◆ **Recorded information**:

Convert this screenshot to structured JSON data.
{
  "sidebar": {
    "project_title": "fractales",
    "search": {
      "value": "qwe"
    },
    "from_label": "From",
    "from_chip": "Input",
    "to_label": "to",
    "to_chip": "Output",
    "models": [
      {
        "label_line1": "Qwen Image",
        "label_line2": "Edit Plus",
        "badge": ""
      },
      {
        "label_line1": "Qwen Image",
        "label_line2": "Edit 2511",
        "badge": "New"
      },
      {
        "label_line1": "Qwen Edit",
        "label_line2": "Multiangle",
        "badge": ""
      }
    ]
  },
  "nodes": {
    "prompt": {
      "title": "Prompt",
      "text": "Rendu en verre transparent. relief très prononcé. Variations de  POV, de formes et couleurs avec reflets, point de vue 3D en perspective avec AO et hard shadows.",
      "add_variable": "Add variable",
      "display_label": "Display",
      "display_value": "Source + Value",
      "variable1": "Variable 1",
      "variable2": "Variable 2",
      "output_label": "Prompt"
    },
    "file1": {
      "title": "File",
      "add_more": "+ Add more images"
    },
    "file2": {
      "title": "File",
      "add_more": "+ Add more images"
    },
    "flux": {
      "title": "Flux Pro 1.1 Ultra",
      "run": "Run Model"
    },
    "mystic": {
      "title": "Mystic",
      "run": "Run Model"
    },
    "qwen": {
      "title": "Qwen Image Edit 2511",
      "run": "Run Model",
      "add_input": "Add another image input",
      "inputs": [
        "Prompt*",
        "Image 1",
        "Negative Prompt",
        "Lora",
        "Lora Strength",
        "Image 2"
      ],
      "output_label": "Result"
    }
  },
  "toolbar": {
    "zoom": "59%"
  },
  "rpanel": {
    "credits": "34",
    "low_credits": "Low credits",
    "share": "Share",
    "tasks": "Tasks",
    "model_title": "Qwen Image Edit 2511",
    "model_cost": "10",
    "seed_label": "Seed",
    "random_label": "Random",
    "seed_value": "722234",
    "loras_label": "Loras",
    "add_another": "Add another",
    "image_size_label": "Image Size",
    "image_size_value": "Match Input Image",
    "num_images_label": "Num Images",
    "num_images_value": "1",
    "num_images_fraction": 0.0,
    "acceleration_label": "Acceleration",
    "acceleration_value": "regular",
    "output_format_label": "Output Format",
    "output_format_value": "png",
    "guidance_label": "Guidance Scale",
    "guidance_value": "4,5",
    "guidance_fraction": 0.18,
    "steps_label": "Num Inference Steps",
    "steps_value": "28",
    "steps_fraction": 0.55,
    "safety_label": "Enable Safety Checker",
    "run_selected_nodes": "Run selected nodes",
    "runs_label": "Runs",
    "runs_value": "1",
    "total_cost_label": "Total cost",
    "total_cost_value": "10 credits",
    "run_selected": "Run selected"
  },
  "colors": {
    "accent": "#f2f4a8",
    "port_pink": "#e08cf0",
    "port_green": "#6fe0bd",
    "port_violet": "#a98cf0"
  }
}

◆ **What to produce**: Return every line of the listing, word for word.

◆ **Task answer**:
Convert this screenshot to structured JSON data.
{
  "sidebar": {
    "project_title": "fractales",
    "search": {
      "value": "qwe"
    },
    "from_label": "From",
    "from_chip": "Input",
    "to_label": "to",
    "to_chip": "Output",
    "models": [
      {
        "label_line1": "Qwen Image",
        "label_line2": "Edit Plus",
        "badge": ""
      },
      {
        "label_line1": "Qwen Image",
        "label_line2": "Edit 2511",
        "badge": "New"
      },
      {
        "label_line1": "Qwen Edit",
        "label_line2": "Multiangle",
        "badge": ""
      }
    ]
  },
  "nodes": {
    "prompt": {
      "title": "Prompt",
      "text": "Rendu en verre transparent. relief très prononcé. Variations de  POV, de formes et couleurs avec reflets, point de vue 3D en perspective avec AO et hard shadows.",
      "add_variable": "Add variable",
      "display_label": "Display",
      "display_value": "Source + Value",
      "variable1": "Variable 1",
      "variable2": "Variable 2",
      "output_label": "Prompt"
    },
    "file1": {
      "title": "File",
      "add_more": "+ Add more images"
    },
    "file2": {
      "title": "File",
      "add_more": "+ Add more images"
    },
    "flux": {
      "title": "Flux Pro 1.1 Ultra",
      "run": "Run Model"
    },
    "mystic": {
      "title": "Mystic",
      "run": "Run Model"
    },
    "qwen": {
      "title": "Qwen Image Edit 2511",
      "run": "Run Model",
      "add_input": "Add another image input",
      "inputs": [
        "Prompt*",
        "Image 1",
        "Negative Prompt",
        "Lora",
        "Lora Strength",
        "Image 2"
      ],
      "output_label": "Result"
    }
  },
  "toolbar": {
    "zoom": "59%"
  },
  "rpanel": {
    "credits": "34",
    "low_credits": "Low credits",
    "share": "Share",
    "tasks": "Tasks",
    "model_title": "Qwen Image Edit 2511",
    "model_cost": "10",
    "seed_label": "Seed",
    "random_label": "Random",
    "seed_value": "722234",
    "loras_label": "Loras",
    "add_another": "Add another",
    "image_size_label": "Image Size",
    "image_size_value": "Match Input Image",
    "num_images_label": "Num Images",
    "num_images_value": "1",
    "num_images_fraction": 0.0,
    "acceleration_label": "Acceleration",
    "acceleration_value": "regular",
    "output_format_label": "Output Format",
    "output_format_value": "png",
    "guidance_label": "Guidance Scale",
    "guidance_value": "4,5",
    "guidance_fraction": 0.18,
    "steps_label": "Num Inference Steps",
    "steps_value": "28",
    "steps_fraction": 0.55,
    "safety_label": "Enable Safety Checker",
    "run_selected_nodes": "Run selected nodes",
    "runs_label": "Runs",
    "runs_value": "1",
    "total_cost_label": "Total cost",
    "total_cost_value": "10 credits",
    "run_selected": "Run selected"
  },
  "colors": {
    "accent": "#f2f4a8",
    "port_pink": "#e08cf0",
    "port_green": "#6fe0bd",
    "port_violet": "#a98cf0"
  }
}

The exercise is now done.